The “great” candied fruits are figs, mandarin oranges, melons, pears, plums and pineapple. The French call these candied fruits the “fruits nobles”. The bulk of the industry, however, is candied cherries.
Candied fruit is sold in tubs and sealed boxes, mixed or as separate fruits.
In France, candied fruit is considered a culinary art and a great delicacy.
Making candied fruit
In making candied fruit, it is better to use fruit that is just ripe. Dried fruit can also be used. Starting from dried fruit takes two-thirds less time, but it does need to be rehydrated first. The candying process can take 6 to 14 days, or even several months. You put whole small fruits, or chopped larger fruits, into a sugar syrup, and gradually day by day increase the strength of the sugar syrup. The sugar syrup pulls the water out of the cells in the fruit, because sugar attracts water, and the water that leaves the cells gets replaced by the sugar. The process must be gradual or the fruit will shrivel and toughen.
Limes cannot be candied successfully at home; an enzyme in their rind will darken them and break them down. Commercially, though, it can be done, and both candied lime slices and candied lime peel (or zest) are available.
Candied fruit as a “catch-all” term
The term “candied fruit” is often used casually as a catch-all phrase for candied fruit, crystallized fruit (aka frosted fruit), and glazed fruit (aka glacé fruit).
Candied fruit is fruit that has been candied as described above. The two latter are actually different products. Crystallized fruit is fruit that has been frosted with caster sugar. Glazed fruit is fruit that has been coated or shipped in a sugar syrup.
Sometimes small fruit jellies made with fruit juice are also labelled as being candied fruit, but this is usually an error made by an amateur in the field. These are properly just candy that happens to be fruit-flavoured.
When dicing candied fruit, scissors can be used for a change of pace. Or the fruit can also simply be purchased already diced.
Using a food processor to chop candied fruit can be tricky. The candied fruit can often jam up around the blade. If your recipe calls for a dry ingredient such as flour or sugar, and it is appropriate to have that mixed with the candied fruit, you could try adding a small amount of the flour or sugar to the food processor along with the fruit.
Should you have fruit frosted in sugar (crystallized fruit) that you want to use in a recipe that calls for plain candied fruit, you could rinse the sugar off. It seems like a bite of a waste, however, and it may be better just to purchase plain candied fruit.
Other candied fruit. Not dried fruit. If you want or need to use dried fruit, look for a fruitcake recipe which calls for it. The recipe will likely have additional liquids or steps in it to compensate for the fruit being dried. Do not substitute maraschino cherries for candied cherries.
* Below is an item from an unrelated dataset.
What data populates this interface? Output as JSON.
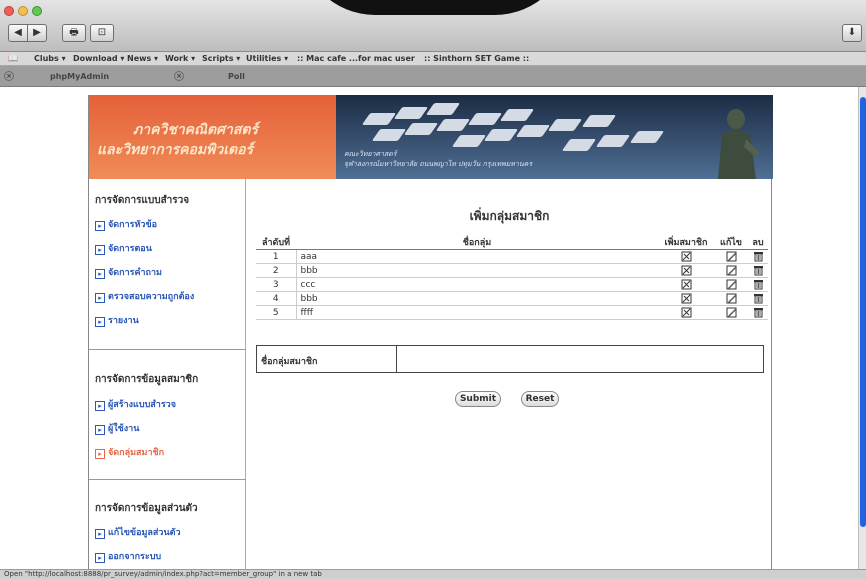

Literature & Lore
“Candied, Crystallized and Glacé Fruits. All three types of preserved fruits are based on the same basic method of preparation and the difference is in the finish. Candied fruits are dry and they are often given a crystalized or glacé finish. A crystallized finish is achieved by rolling the fruit in sugar and a glacé finish is produced by coating the preserved fruit in a fresh syrup which is then carefully dried……
The fruit is covered with a diluted hot syrup, which is gradually increased in sugar content on a daily basis until it becomes a heavy syrup. In this way, the fruit is slowly impregnated with sugar which acts as a preservative. It is recommended that glucose or dextrose is used in place of part of the sugar, particularly when preparing candied peel.
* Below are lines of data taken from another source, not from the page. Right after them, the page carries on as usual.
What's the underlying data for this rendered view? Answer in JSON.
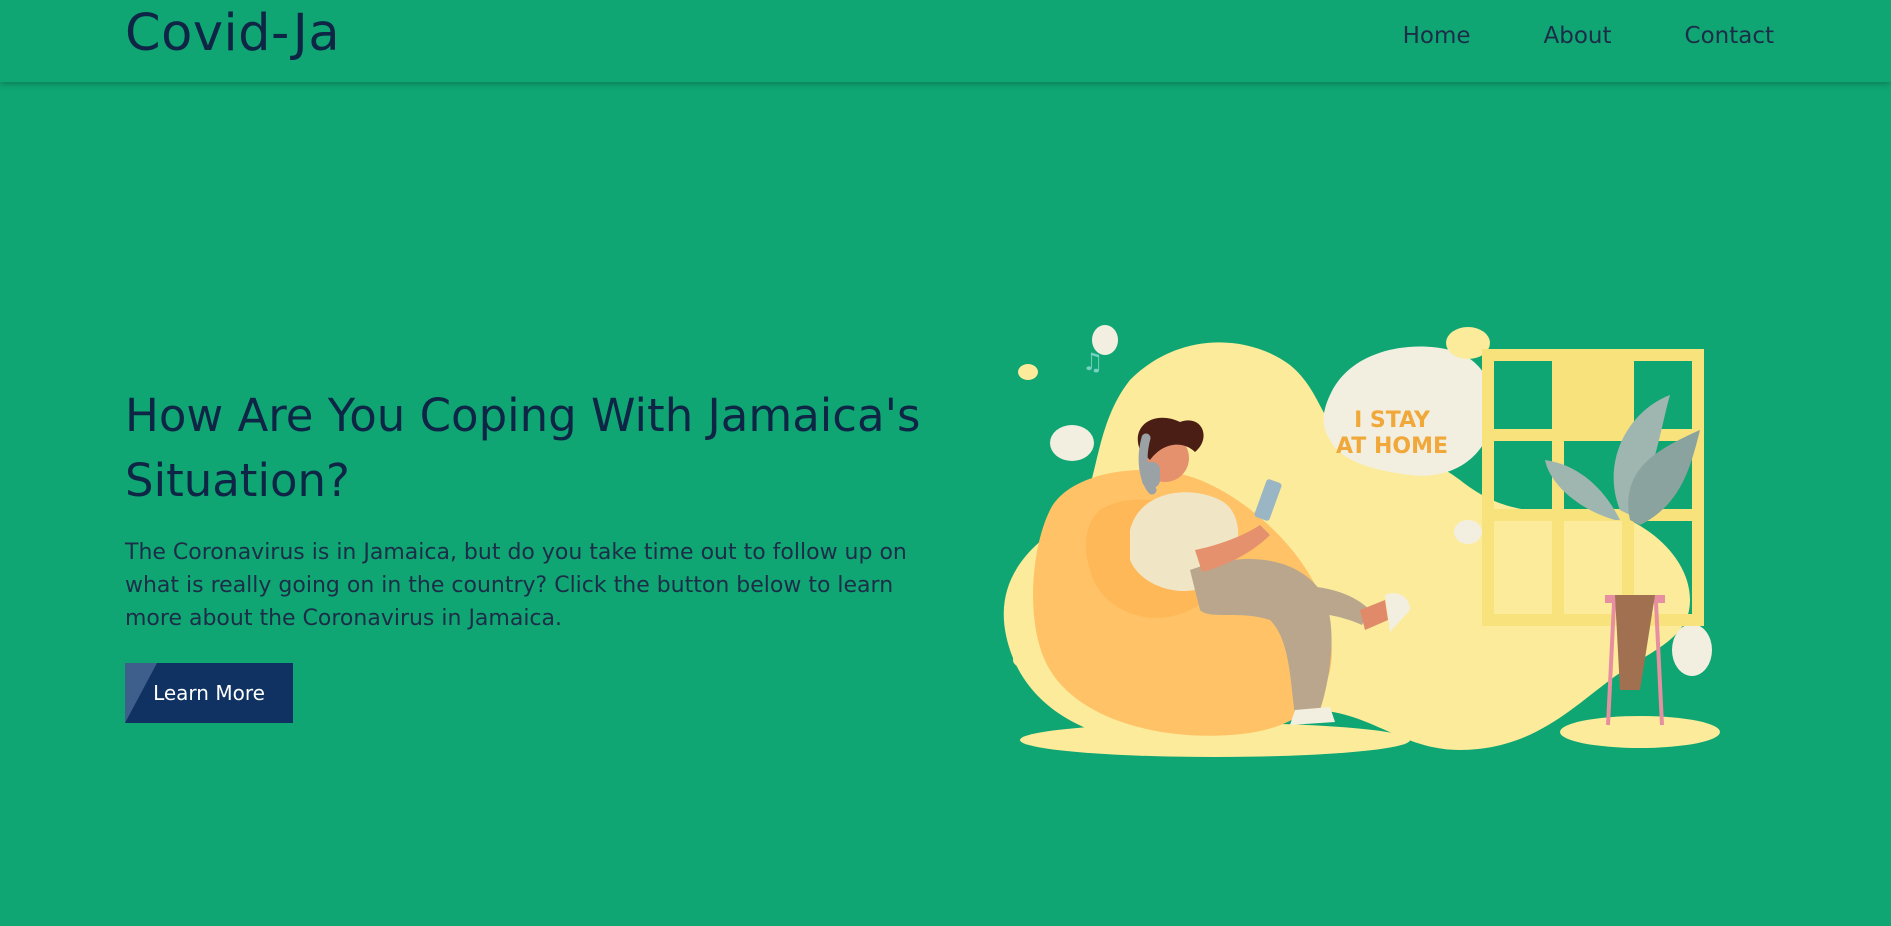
{
  "navbar": {
    "brand": "Covid-Ja",
    "links": [
      {
        "label": "Home"
      },
      {
        "label": "About"
      },
      {
        "label": "Contact"
      }
    ]
  },
  "hero": {
    "title": "How Are You Coping With Jamaica's Situation?",
    "description": "The Coronavirus is in Jamaica, but do you take time out to follow up on what is really going on in the country? Click the button below to learn more about the Coronavirus in Jamaica.",
    "button_label": "Learn More"
  },
  "illustration": {
    "bubble_line1": "I STAY",
    "bubble_line2": "AT HOME"
  },
  "colors": {
    "background": "#0fa673",
    "text_dark": "#0f2546",
    "button": "#0f3262"
  }
}
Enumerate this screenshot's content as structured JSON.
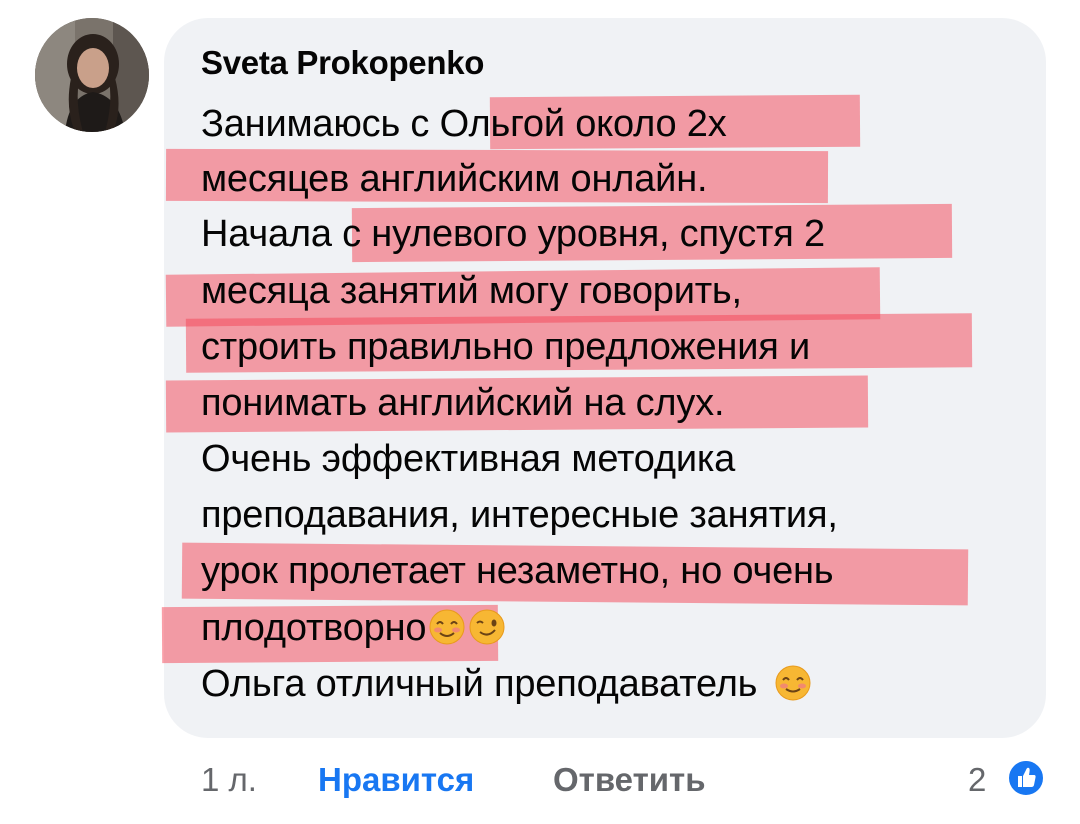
{
  "comment": {
    "author": "Sveta Prokopenko",
    "lines": [
      "Занимаюсь с Ольгой около 2х",
      "месяцев английским онлайн.",
      "Начала с нулевого уровня, спустя 2",
      "месяца занятий могу говорить,",
      "строить правильно предложения и",
      "понимать английский на слух.",
      "Очень эффективная методика",
      "преподавания, интересные занятия,",
      "урок пролетает незаметно, но очень",
      "плодотворно",
      "Ольга отличный преподаватель"
    ],
    "emoji": [
      "smiling-face-with-smiling-eyes",
      "winking-face",
      "smiling-face"
    ]
  },
  "footer": {
    "time": "1 л.",
    "like_label": "Нравится",
    "reply_label": "Ответить",
    "like_count": "2"
  },
  "colors": {
    "highlight": "#f3485a",
    "link": "#1877f2",
    "secondary_text": "#65676b",
    "bubble": "#f0f2f5"
  }
}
It is essential that the process of slowly increasing the concentration of sugar in the syrup is followed as this allows the water which is present in the fruit to diffuse out slowly as the sugar penetrates it. Unless the process is gradual the fruit will become shrivelled in appearance and tough in texture.” Jones, Bridget, Ed. Home Preservation of Fruits and Vegetables. London: AFRC Institute of Food Research. 1989. 14th edition, revised. Page 130.
Candied fruit is occasionally also referred to as semi-dried, or semi-moist fruit.
Types of candied fruit
Crystallized finish for fruit
Glacé finish for fruit
|↑1||Jones, Bridget, Ed. Home Preservation of Fruits and Vegetables. London: AFRC Institute of Food Research. 1989. 14th edition, revised. Page 130.|